It is the least putrescent of any fluid in the body; its apparent use is to mix the chyle, to support the peristaltic motion of the intestines, and to assist in completing the assimilation of the food. When the stomach is full, the cystic bile is more copiously discharged into the duodenum; when it is empty, the hepatic more freely into the gall bladder.
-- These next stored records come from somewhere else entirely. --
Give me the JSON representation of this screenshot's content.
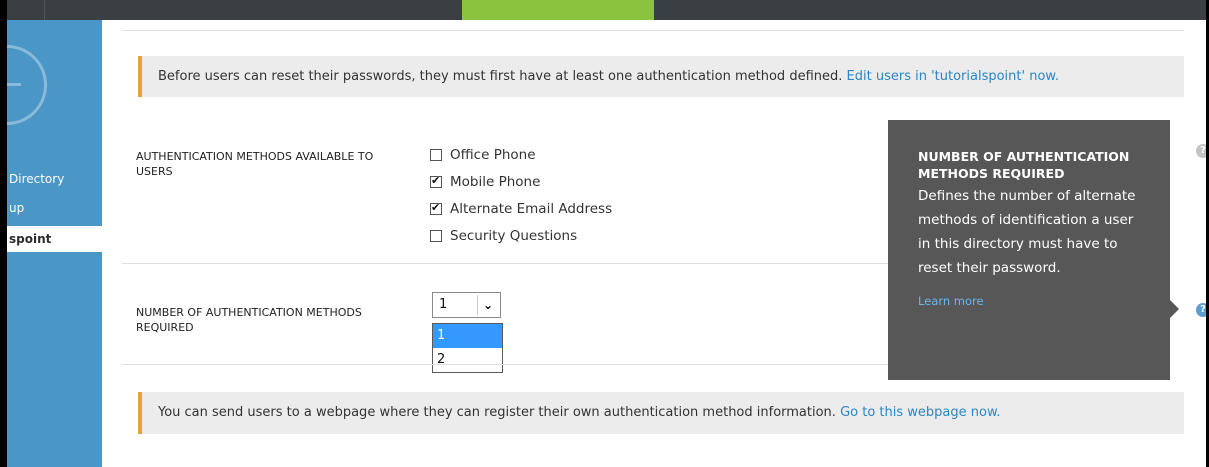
{
  "sidebar": {
    "items": [
      {
        "label": "Directory"
      },
      {
        "label": "up"
      },
      {
        "label": "spoint"
      }
    ]
  },
  "banners": {
    "top": {
      "text": "Before users can reset their passwords, they must first have at least one authentication method defined.",
      "link": "Edit users in 'tutorialspoint' now."
    },
    "bottom": {
      "text": "You can send users to a webpage where they can register their own authentication method information.",
      "link": "Go to this webpage now."
    }
  },
  "auth_methods": {
    "label": "AUTHENTICATION METHODS AVAILABLE TO USERS",
    "options": [
      {
        "label": "Office Phone",
        "checked": false
      },
      {
        "label": "Mobile Phone",
        "checked": true
      },
      {
        "label": "Alternate Email Address",
        "checked": true
      },
      {
        "label": "Security Questions",
        "checked": false
      }
    ]
  },
  "num_required": {
    "label": "NUMBER OF AUTHENTICATION METHODS REQUIRED",
    "selected": "1",
    "options": [
      "1",
      "2"
    ]
  },
  "tooltip": {
    "title": "NUMBER OF AUTHENTICATION METHODS REQUIRED",
    "body": "Defines the number of alternate methods of identification a user in this directory must have to reset their password.",
    "link": "Learn more"
  },
  "help_glyph": "?",
  "colors": {
    "sidebar": "#4a96c6",
    "accent_tab": "#8ac43f",
    "banner_stripe": "#e6a23c",
    "link": "#2a86c5",
    "tooltip_bg": "#575757",
    "dropdown_selected": "#3399ff"
  }
}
The odour of the bile is nauseous, though when evaporated or spontaneously decomposed resembling that of musk, an odour which at times the perspirable matter, if confined, will also exhale. Its specific gravity to that of water is 1.0246 to 1.0000. It is perfectly soluble in water. Acids separate the soda and the coagulated albumen; and the bitter inflammable matter, styled the resin, is left in the filter. The sulphuric acid gives the bile a deep green colour; concentrated nitric, a brilliant yellow; and the muriatic, a beautiful clear green; oxygenated muriatic acid destroys the colour of the bile, and coagulates its albumen, which it precipitates, furnishing the albumen seemingly with oxygen. The colourless bile, however, still contains an oil, though changed by the oxygen, so as to be soluble in water. This oil is precipitated by an acid, and consequently the fluid still seems to retain a portion of soda. Bile contains also a white crystalline matter, which sometimes contributes to the formation of biliary calculi, but it differs greatly from the white oil, since it is more soluble in alcohol, and not precipitated in laminae. The oil also is as fusible as fat, but the laminae require a heat exceeding that of boiling water.
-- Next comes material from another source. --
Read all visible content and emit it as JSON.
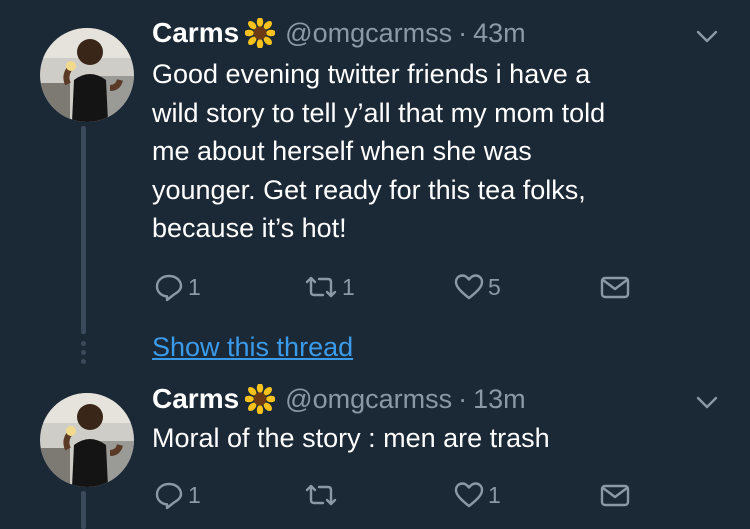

When putrified in a considerable heat, its odour is more nauseous; its colour changes; white mucilaginous flocks are precipitated; and it becomes more fluid. When putrefaction was further advanced, the smell became more pleasant, resembling that of ambergris. From inspissated bile kept a long time without decomposition, the musky odour may be obtained by distillation, combined with the water. The coal remaining after distillation contains carbonat of soda, phosphat of lime, and a small proportion of oxid of iron. Four-croy adds a small proportion of prussic acid, to which probably the bile owes its bitterness; but this part of the subject we shall soon again notice. The saponaceous nature of the bile has occasioned many disquisitions and disputes. It is, undoubtedly, not a soap in the strict chemical sense of the term, though approaching a saponaceous nature; but, as on this point no physiological question hinges, we need not enlarge on it.
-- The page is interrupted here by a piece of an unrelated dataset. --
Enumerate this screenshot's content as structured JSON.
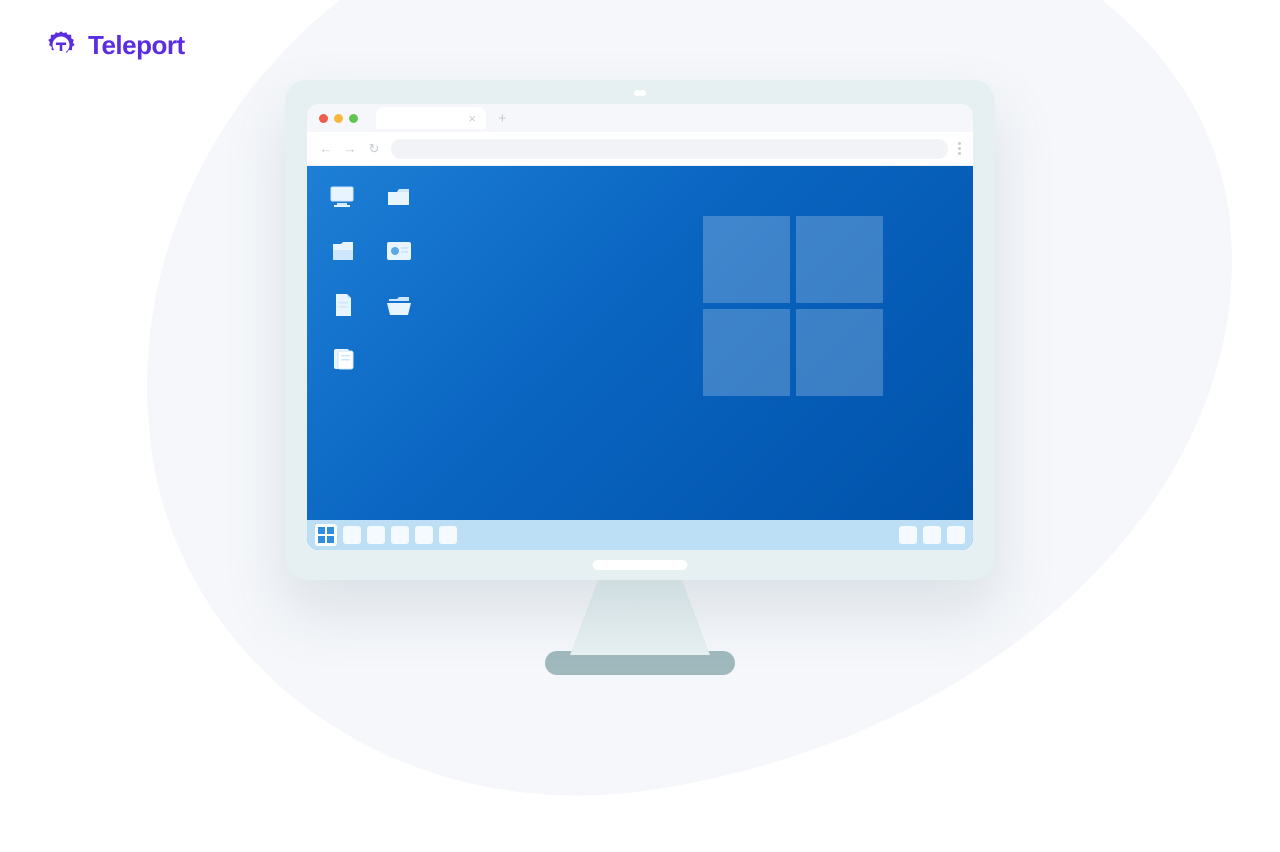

Various authors have supposed that bile exists already formed in the blood. Mr. Higgins, in his Comparative View of the Merits of the Phlogistic and Antiphlogistic systems, describes some experiments on the blood, in which a yellow matter "not unlike bile was separated: and Fourcroy, by a more complicated process, has changed the blood into a fluid resembling bile. Yet, in the economy of the animal system, in all its subordinate gradations, there is no organ more constant than the liver, no apparatus of secretion more complicated than that for preparing bile. In the human body, the blood designed for this purpose, has already cir-culatcd, without being again exposed to the atmospheric air, so that it is deoxygenated; but the fluid itself resists rather than promotes putrefaction, nor do we find it on experiment highly azotic. The bile, it is said, neutralises acids; and, as in children it is thin and watery, authors have supposed that it performs its office imperfectly, and that for this reason acids abound in their stomachs. Bile, however, never passes naturally into the stomach, and when there produces considerable inconvenience: on the other hand, though acid may be prevalent in the stomach, it does not appear beyond the duodenum, where the contents of the stomach meet with the bile. One of its use is, therefore, very probably to correct acidity.